What number of lines in the records below hold the word "this"? Give that number alone.

BEGIN Source data

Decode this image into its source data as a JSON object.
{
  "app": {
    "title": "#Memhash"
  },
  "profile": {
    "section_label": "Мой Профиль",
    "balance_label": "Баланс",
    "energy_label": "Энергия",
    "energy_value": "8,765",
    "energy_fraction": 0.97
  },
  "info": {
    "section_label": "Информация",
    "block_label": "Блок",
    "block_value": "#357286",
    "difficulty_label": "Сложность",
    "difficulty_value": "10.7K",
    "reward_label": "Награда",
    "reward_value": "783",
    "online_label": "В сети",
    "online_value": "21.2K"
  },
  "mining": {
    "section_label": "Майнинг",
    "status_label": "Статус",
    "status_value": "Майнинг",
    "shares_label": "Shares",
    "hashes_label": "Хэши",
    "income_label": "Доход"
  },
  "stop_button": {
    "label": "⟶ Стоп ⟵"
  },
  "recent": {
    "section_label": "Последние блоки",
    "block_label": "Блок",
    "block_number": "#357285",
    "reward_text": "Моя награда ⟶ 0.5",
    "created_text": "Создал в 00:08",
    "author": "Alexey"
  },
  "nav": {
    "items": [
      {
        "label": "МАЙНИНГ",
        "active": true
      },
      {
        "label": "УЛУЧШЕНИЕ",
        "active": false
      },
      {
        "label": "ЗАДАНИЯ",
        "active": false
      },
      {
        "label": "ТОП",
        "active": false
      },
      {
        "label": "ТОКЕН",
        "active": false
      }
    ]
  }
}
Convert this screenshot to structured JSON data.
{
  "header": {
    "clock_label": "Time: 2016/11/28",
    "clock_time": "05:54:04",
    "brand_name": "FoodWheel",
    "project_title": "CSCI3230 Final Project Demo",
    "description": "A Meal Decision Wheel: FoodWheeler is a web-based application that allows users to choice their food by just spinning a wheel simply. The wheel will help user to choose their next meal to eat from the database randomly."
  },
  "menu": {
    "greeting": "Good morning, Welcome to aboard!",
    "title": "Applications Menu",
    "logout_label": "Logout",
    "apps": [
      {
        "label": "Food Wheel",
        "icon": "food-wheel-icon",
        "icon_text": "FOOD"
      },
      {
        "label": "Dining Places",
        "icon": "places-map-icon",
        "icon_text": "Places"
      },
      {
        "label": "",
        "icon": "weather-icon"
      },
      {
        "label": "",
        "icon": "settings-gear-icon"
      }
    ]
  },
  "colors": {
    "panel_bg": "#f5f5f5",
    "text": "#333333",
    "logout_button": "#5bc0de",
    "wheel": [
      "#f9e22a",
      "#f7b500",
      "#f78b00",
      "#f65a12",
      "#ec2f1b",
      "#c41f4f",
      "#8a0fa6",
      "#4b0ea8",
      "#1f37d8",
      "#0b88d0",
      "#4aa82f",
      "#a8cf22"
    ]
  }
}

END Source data

Response box:
2